While South Korea has deep ties with the U.S., how they will react is still unknown. On Wednesday, South Korean acting President, Hwang Kyo-ahn, said in a speech, “We will make sure that the North changes its erroneous calculations by further enhancing sanctions and pressure.” The U.S. Department of Defense, under the leadership of Secretary James Mattis, has taken steps to assure South Korea that “any attack on the United States or its allies will be defeated, and any use of nuclear weapons will be met with a response that is effective and overwhelming.” Secretary Mattis spoke with South Korean Defense Minister Han Min-Koo on the subject just before annual military exercises between the two countries were set to begin earlier this week.
Japan, a country that relies very heavily on U.S. military support, is also questioning the recent move by the Trump administration. Tetsuo Kotani, a representative of the Institute of International Affairs, says many uncertainties Japanese officials have include the worry that they may possibly be pulled into conflict by U.S. military during an attack on North Korea. Another fear is that of being tossed aside if America chooses to hold talks with North Korea and potentially strikes a deal, which would cause the U.S. to abandon agreements with the small island nation that depends on them so much.
“Direct talks between Mr. Trump and Kim Jong Un would be a nightmare scenario for Japan,” said Kotani.
The U.S. has recently continued the process of installing an advanced defense system in South Korea, known as the Terminal High Altitude Area Defense system, or THAAD. Both Russia and China have spoken out against THAAD, stating they will seek to intensify their opposition to the defense system. South Korea, however, announced this week that it has completed a transfer of land that is needed to house a station for the controversial system, which hints that THAAD is here to stay.
THAAD is a system designed by Washington to intercept short, medium, and intermediate-range missiles while they are in flight. China, who has their own ballistic missile capabilities, has been most adamant about stopping THAAD’s development and has urged both South Korea and the U.S. to halt the program.
Chinese and Russian Foreign Ministers met Tuesday in Beijing to discuss the matter further. Russia released an official statement shortly after, which claims during the meeting “both parties emphasized that collective political and diplomatic efforts should be stepped up to ease tensions and initiate the process of military and political detente across the board in Northeast Asia, in order to create conditions conducive to resolving the nuclear issue, as well as other issue, on the Korean Peninsula.”

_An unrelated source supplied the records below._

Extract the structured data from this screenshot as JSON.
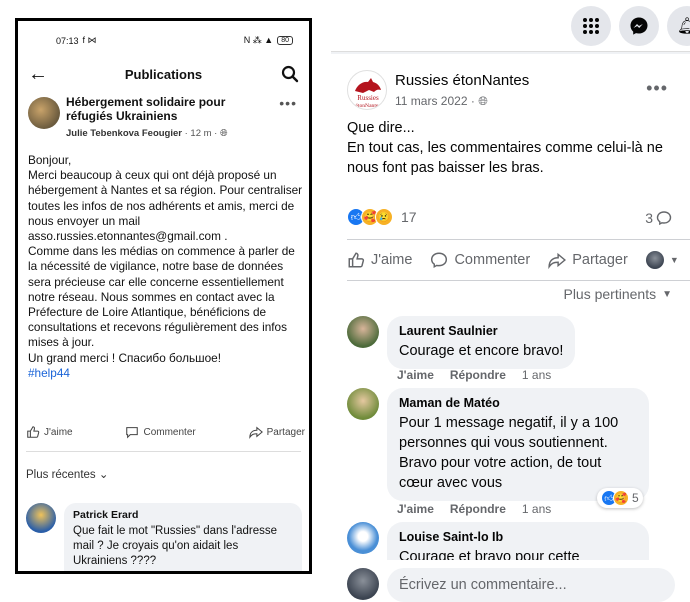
{
  "phone": {
    "status": {
      "time": "07:13",
      "left_icons": "f ⋈",
      "right_icons": "N ⁂ ▲",
      "battery": "80"
    },
    "header": {
      "title": "Publications"
    },
    "post": {
      "group_name": "Hébergement solidaire pour réfugiés Ukrainiens",
      "author": "Julie Tebenkova Feougier",
      "time": "12 m",
      "more": "•••",
      "body_lines": [
        "Bonjour,",
        "Merci beaucoup à ceux qui ont déjà proposé un hébergement à Nantes et sa région. Pour centraliser toutes les infos de nos adhérents et amis, merci de nous envoyer un mail asso.russies.etonnantes@gmail.com .",
        "Comme dans les médias on commence à parler de la nécessité de vigilance, notre base de données sera précieuse car elle concerne essentiellement notre réseau. Nous sommes en contact avec la Préfecture de Loire Atlantique, bénéficions de consultations et recevons régulièrement des infos mises à jour.",
        "Un grand merci ! Спасибо большое!"
      ],
      "hashtag": "#help44",
      "actions": {
        "like": "J'aime",
        "comment": "Commenter",
        "share": "Partager"
      }
    },
    "recents_label": "Plus récentes",
    "comment": {
      "name": "Patrick Erard",
      "text": "Que fait le mot \"Russies\" dans l'adresse mail ? Je croyais qu'on aidait les Ukrainiens ????"
    }
  },
  "fb": {
    "post": {
      "page_name": "Russies étonNantes",
      "logo_text_top": "Russies",
      "logo_text_bottom": "étonNantes",
      "date": "11 mars 2022",
      "date_sep": "·",
      "more": "•••",
      "text": "Que dire...\nEn tout cas, les commentaires comme celui-là ne nous font pas baisser les bras.",
      "reaction_count": "17",
      "comment_count": "3",
      "actions": {
        "like": "J'aime",
        "comment": "Commenter",
        "share": "Partager"
      },
      "sort_label": "Plus pertinents"
    },
    "comments": [
      {
        "name": "Laurent Saulnier",
        "text": "Courage et encore bravo!",
        "like": "J'aime",
        "reply": "Répondre",
        "time": "1 ans"
      },
      {
        "name": "Maman de Matéo",
        "text": "Pour 1 message negatif, il y a 100 personnes qui vous soutiennent. Bravo pour votre action, de tout cœur avec vous",
        "like": "J'aime",
        "reply": "Répondre",
        "time": "1 ans",
        "reaction_count": "5"
      },
      {
        "name": "Louise Saint-lo Ib",
        "text": "Courage et bravo pour cette"
      }
    ],
    "write_placeholder": "Écrivez un commentaire...",
    "colors": {
      "accent": "#1877f2",
      "bubble": "#f0f2f5",
      "muted": "#65676b",
      "hashtag": "#1a64d8"
    }
  }
}
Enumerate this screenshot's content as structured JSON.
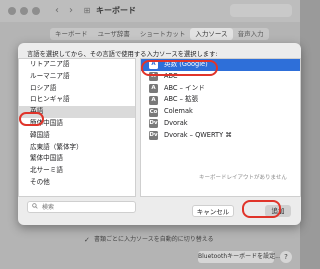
{
  "window": {
    "title": "キーボード",
    "tabs": [
      "キーボード",
      "ユーザ辞書",
      "ショートカット",
      "入力ソース",
      "音声入力"
    ],
    "active_tab_index": 3
  },
  "background": {
    "checkbox_label": "書類ごとに入力ソースを自動的に切り替える",
    "bluetooth_button": "Bluetoothキーボードを設定...",
    "help_label": "?"
  },
  "sheet": {
    "prompt": "言語を選択してから、その言語で使用する入力ソースを選択します:",
    "languages": [
      "リトアニア語",
      "ルーマニア語",
      "ロシア語",
      "ロヒンギャ語",
      "英語",
      "簡体中国語",
      "韓国語",
      "広東語（繁体字）",
      "繁体中国語",
      "北サーミ語",
      "その他"
    ],
    "selected_language_index": 4,
    "sources": [
      {
        "icon": "A",
        "label": "英数 (Google)"
      },
      {
        "icon": "A",
        "label": "ABC"
      },
      {
        "icon": "A",
        "label": "ABC – インド"
      },
      {
        "icon": "A",
        "label": "ABC – 拡張"
      },
      {
        "icon": "Co",
        "label": "Colemak"
      },
      {
        "icon": "Dv",
        "label": "Dvorak"
      },
      {
        "icon": "Dv",
        "label": "Dvorak – QWERTY ⌘"
      }
    ],
    "selected_source_index": 0,
    "no_layout_text": "キーボードレイアウトがありません",
    "search_placeholder": "検索",
    "cancel_label": "キャンセル",
    "add_label": "追加"
  },
  "colors": {
    "accent": "#2e6fd9",
    "annotation": "#e0342a"
  }
}
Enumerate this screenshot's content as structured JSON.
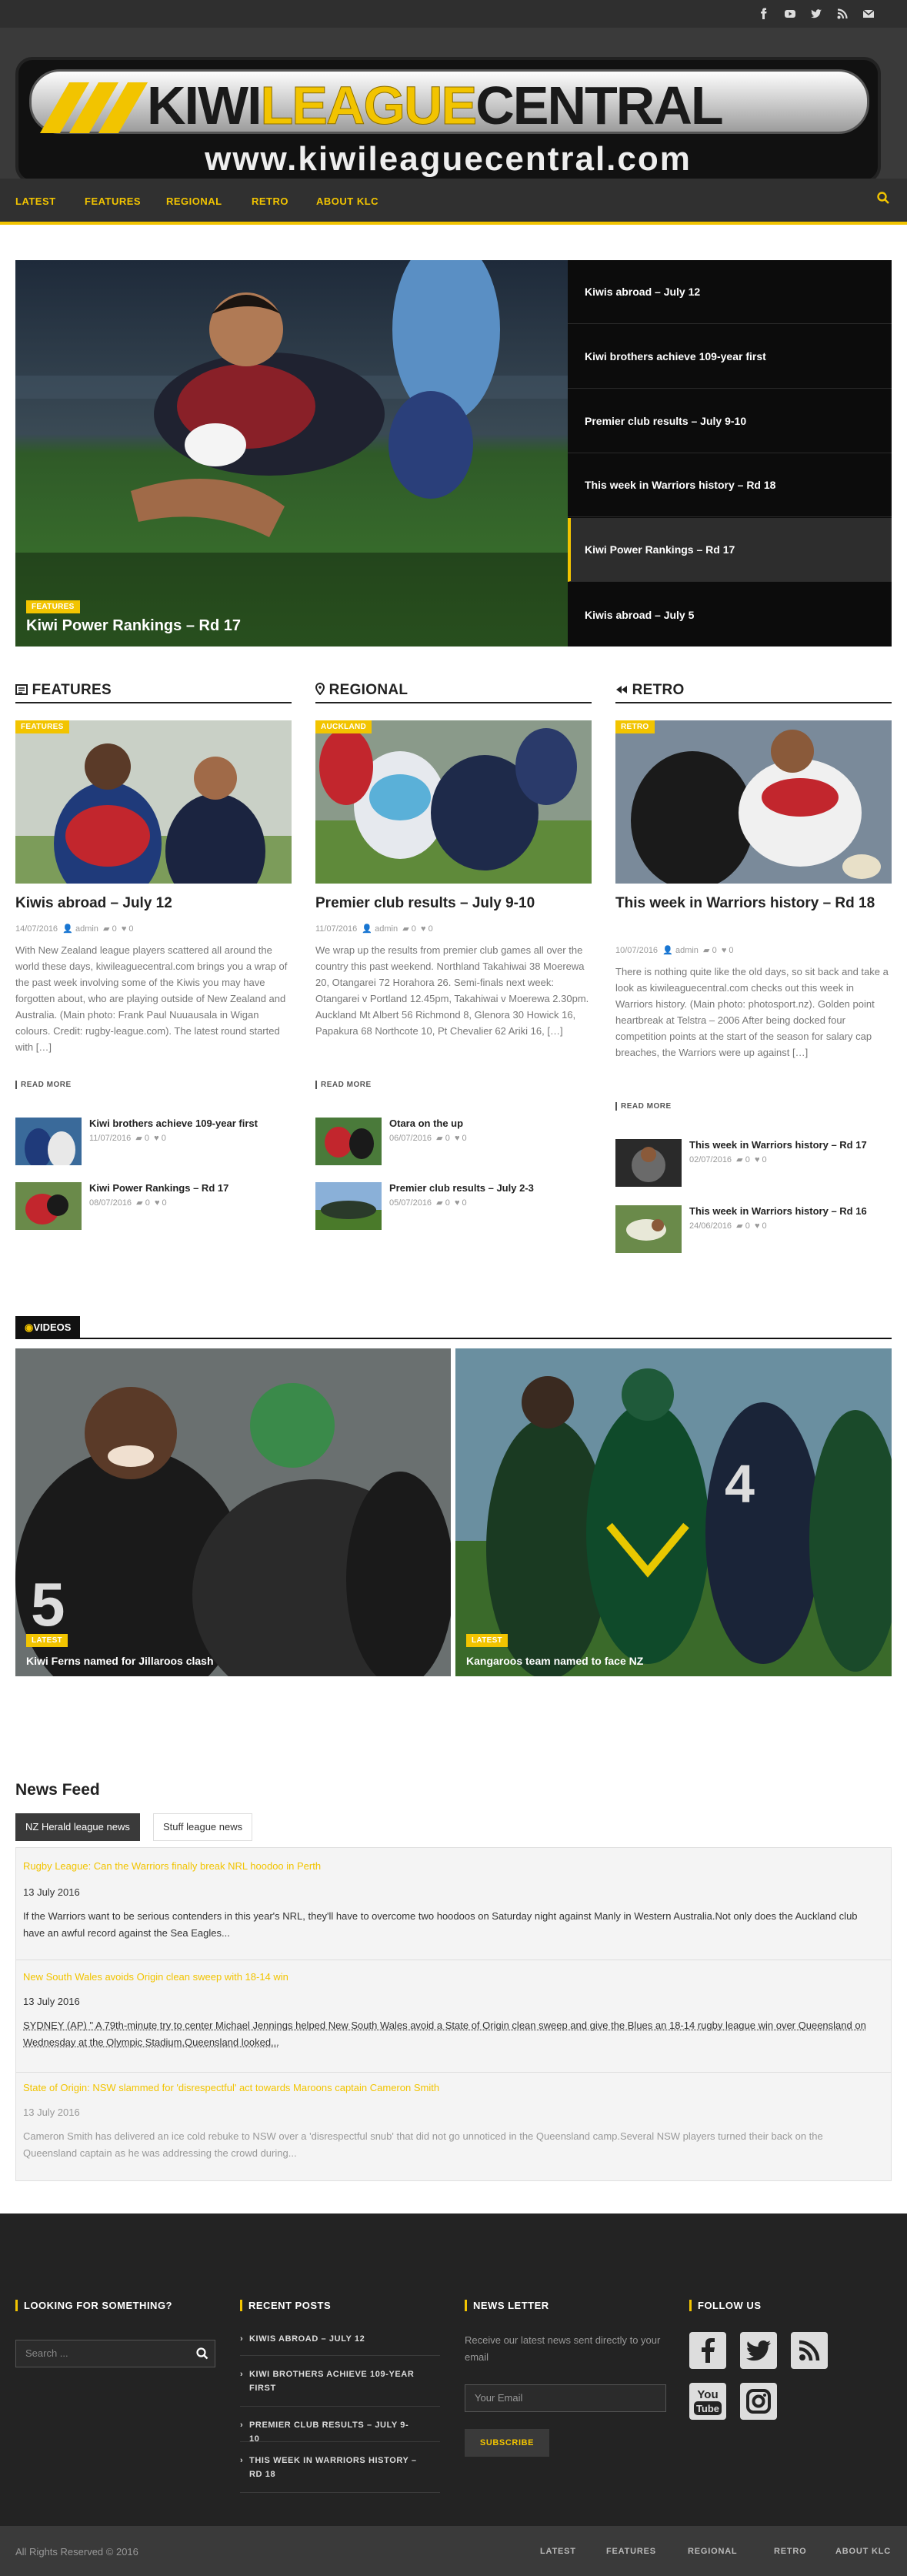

In a shorter statement on their joint efforts with Russia, the Chinese Foreign Ministry posted the following on their website Wednesday:
“Both sides said they will continue to strengthen their coordinated opposition to THAAD (Terminal High Altitude Area Defense system).”
Chinese Foreign Ministry spokesman Geng Shuang has claimed the system “severely disrupts regional strategic balance and jeopardizes the strategic security interests of regional countries including China.” He also sent a warning of “consequences” if the project is to continue.
In addition to the recent review, the U.S. is pushing THAAD further along as officials are aware of the possibility of joint forces from North Korea, China, and Russia. This move sends the opposing countries a message that America will do what it feels is necessary to defend itself, and its allies, from those that threaten Democracy and freedom.